• What to work on
Please work out how many lines in the data below hold the word "icon", and state only the number.

Saved entries:
○ ○ ○ ○ ○ ○ ○

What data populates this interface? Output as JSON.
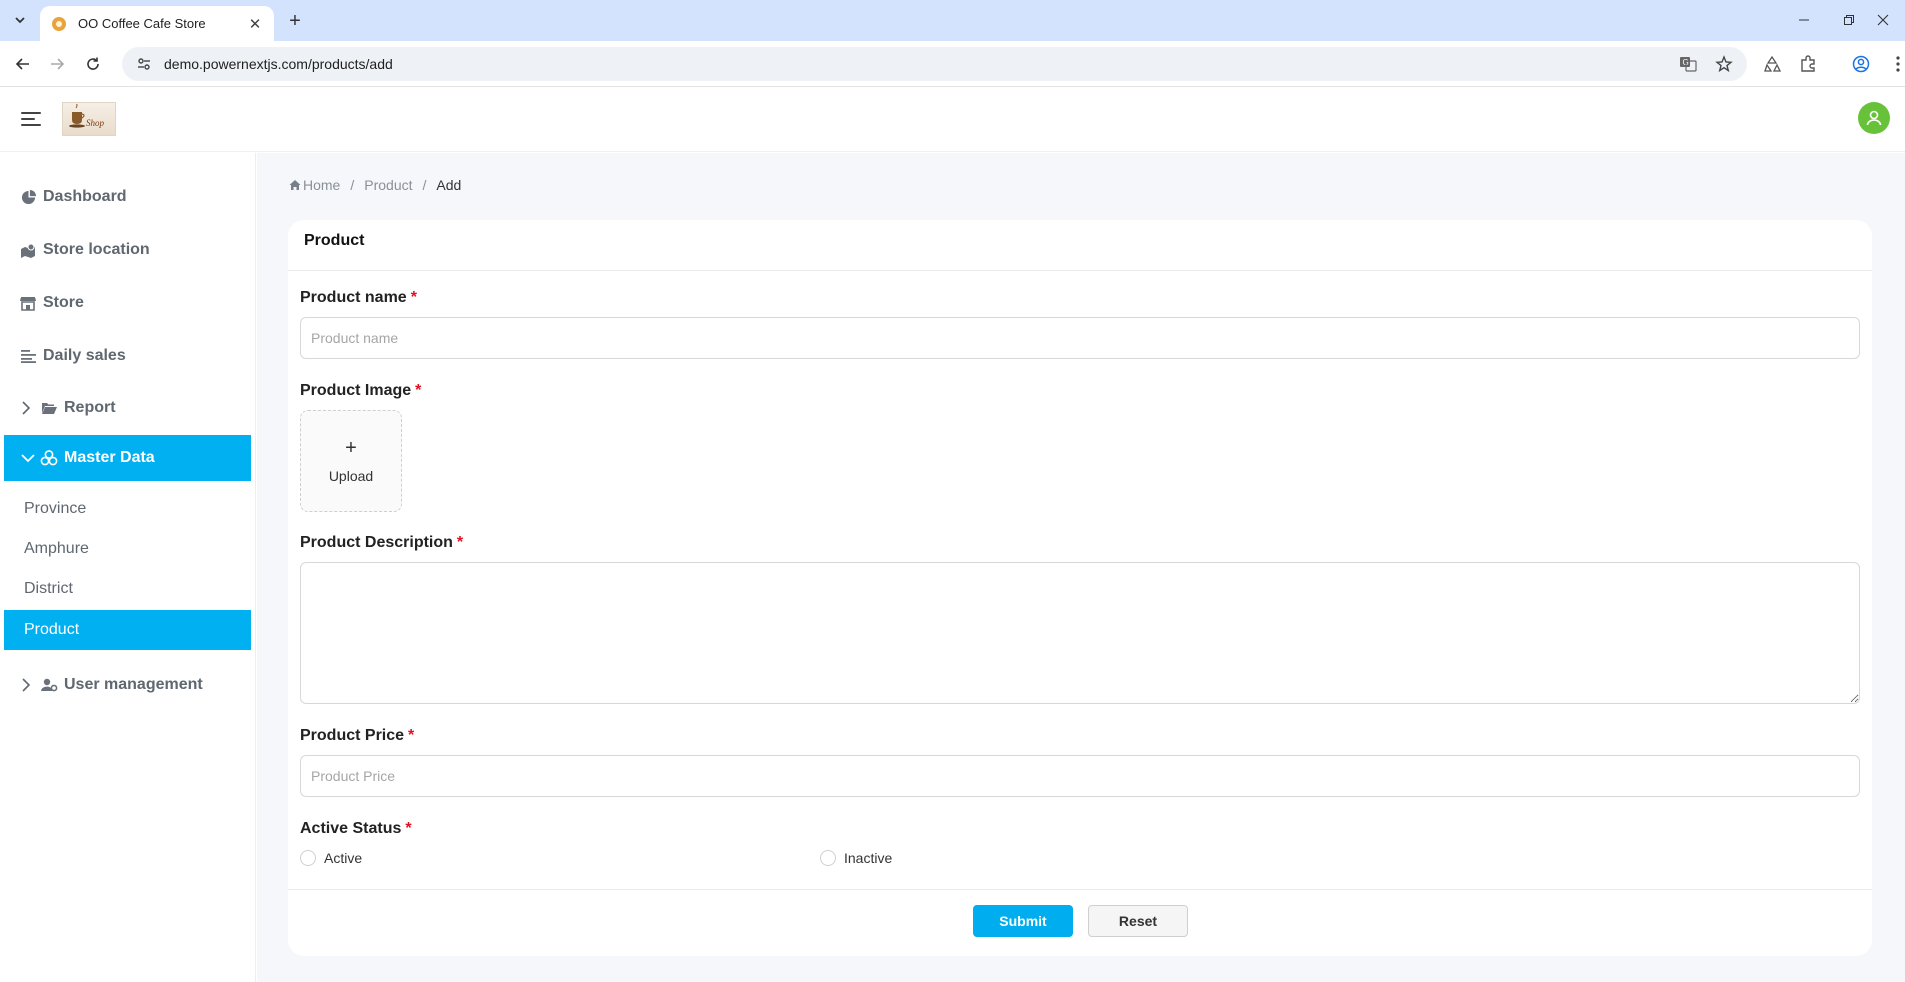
{
  "browser": {
    "tab_title": "OO Coffee Cafe Store",
    "url": "demo.powernextjs.com/products/add"
  },
  "sidebar": {
    "items": [
      {
        "label": "Dashboard",
        "icon": "pie-chart-icon"
      },
      {
        "label": "Store location",
        "icon": "map-location-icon"
      },
      {
        "label": "Store",
        "icon": "store-icon"
      },
      {
        "label": "Daily sales",
        "icon": "list-lines-icon"
      },
      {
        "label": "Report",
        "icon": "folder-open-icon",
        "expandable": true,
        "expanded": false
      },
      {
        "label": "Master Data",
        "icon": "cubes-icon",
        "expandable": true,
        "expanded": true,
        "active": true
      },
      {
        "label": "User management",
        "icon": "user-gear-icon",
        "expandable": true,
        "expanded": false
      }
    ],
    "master_data_children": [
      "Province",
      "Amphure",
      "District",
      "Product"
    ],
    "active_child": "Product"
  },
  "breadcrumb": {
    "home": "Home",
    "section": "Product",
    "current": "Add"
  },
  "form": {
    "card_title": "Product",
    "product_name": {
      "label": "Product name",
      "required": "*",
      "placeholder": "Product name",
      "value": ""
    },
    "product_image": {
      "label": "Product Image",
      "required": "*",
      "upload_label": "Upload",
      "upload_symbol": "+"
    },
    "product_description": {
      "label": "Product Description",
      "required": "*",
      "value": ""
    },
    "product_price": {
      "label": "Product Price",
      "required": "*",
      "placeholder": "Product Price",
      "value": ""
    },
    "active_status": {
      "label": "Active Status",
      "required": "*",
      "options": [
        "Active",
        "Inactive"
      ],
      "selected": null
    },
    "submit_label": "Submit",
    "reset_label": "Reset"
  },
  "colors": {
    "accent": "#00b0f0",
    "required": "#e0101e",
    "avatar": "#67c23a"
  }
}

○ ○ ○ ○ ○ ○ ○

• Task result
7